|International Classification||A61K, C12N5/02, C07K14/78, C12N5/06, C12N5/00, A61K38/08, C07K17/02, C07K5/11, C07K5/083, C07K5/103, C07K7/06|
|Cooperative Classification||C07K5/1019, C07K5/1008, C07K5/0806, C07K7/06|
|European Classification||C07K7/06, C07K5/10B, C07K5/08A1A, C07K5/10A1A|
|Apr 14, 2004||AS||Assignment|
Owner name: BECTON, DICKINSON AND COMPANY, NEW JERSEY
Free format text: ASSIGNMENT OF ASSIGNORS INTEREST;ASSIGNORS:GUARINO, RICHARD DAVID;CHANEY, BRYCE NELSON;LIEBMANN-VINSON, ANDREA;AND OTHERS;REEL/FRAME:014516/0983;SIGNING DATES FROM 20040402 TO 20040405
|Jul 2, 2010||FPAY||Fee payment|
Year of fee payment: 4

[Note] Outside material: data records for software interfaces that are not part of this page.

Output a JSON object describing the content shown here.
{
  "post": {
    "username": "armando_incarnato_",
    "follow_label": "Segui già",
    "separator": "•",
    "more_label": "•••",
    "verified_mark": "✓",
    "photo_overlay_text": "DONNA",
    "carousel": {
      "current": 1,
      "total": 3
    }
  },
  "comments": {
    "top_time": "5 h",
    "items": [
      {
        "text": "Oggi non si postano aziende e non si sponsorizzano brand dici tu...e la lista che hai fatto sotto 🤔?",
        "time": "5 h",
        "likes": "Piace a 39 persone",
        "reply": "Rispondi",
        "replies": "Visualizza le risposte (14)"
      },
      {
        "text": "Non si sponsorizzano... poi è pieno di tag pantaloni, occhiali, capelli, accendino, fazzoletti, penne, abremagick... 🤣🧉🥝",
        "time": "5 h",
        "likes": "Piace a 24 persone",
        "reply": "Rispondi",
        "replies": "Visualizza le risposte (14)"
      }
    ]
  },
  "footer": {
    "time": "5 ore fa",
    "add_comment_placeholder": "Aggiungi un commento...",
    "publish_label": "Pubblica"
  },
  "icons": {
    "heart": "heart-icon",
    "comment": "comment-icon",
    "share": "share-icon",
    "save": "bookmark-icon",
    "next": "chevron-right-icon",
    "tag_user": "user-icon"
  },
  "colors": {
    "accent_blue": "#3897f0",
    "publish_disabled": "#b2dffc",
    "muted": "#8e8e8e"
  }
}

|Jul 2, 2014||FPAY||Fee payment|
Year of fee payment: 8